▶ _Directions_:
Go through the data and copy each line where the word "firm" shows up.

┄┄┄┄┄┄┄┄┄┄

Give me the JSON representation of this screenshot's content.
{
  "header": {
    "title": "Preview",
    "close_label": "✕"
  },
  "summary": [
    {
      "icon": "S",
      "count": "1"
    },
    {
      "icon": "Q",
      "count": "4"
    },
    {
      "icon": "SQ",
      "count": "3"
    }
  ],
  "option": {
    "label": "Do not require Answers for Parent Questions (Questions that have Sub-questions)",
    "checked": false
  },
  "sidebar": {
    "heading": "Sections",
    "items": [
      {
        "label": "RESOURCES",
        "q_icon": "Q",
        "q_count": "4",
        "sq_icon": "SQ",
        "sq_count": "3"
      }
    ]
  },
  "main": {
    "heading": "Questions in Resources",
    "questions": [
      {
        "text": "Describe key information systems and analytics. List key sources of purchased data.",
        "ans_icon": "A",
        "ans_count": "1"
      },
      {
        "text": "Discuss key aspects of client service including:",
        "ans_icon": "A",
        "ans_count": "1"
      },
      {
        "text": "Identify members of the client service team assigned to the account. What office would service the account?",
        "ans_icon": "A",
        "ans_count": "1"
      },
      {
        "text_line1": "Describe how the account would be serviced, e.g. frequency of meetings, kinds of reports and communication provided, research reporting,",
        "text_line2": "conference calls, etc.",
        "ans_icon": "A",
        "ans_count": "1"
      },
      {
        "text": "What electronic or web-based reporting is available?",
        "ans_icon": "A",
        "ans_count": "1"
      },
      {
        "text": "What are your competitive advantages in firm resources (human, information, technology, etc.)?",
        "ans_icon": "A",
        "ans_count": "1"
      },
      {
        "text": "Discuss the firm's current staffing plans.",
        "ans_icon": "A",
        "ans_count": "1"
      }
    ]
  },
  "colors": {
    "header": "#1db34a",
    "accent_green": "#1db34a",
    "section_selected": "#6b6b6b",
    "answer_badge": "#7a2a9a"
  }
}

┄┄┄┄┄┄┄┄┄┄

▶ _Output of the task_:
        "text": "What are your competitive advantages in firm resources (human, information, technology, etc.)?",
        "text": "Discuss the firm's current staffing plans.",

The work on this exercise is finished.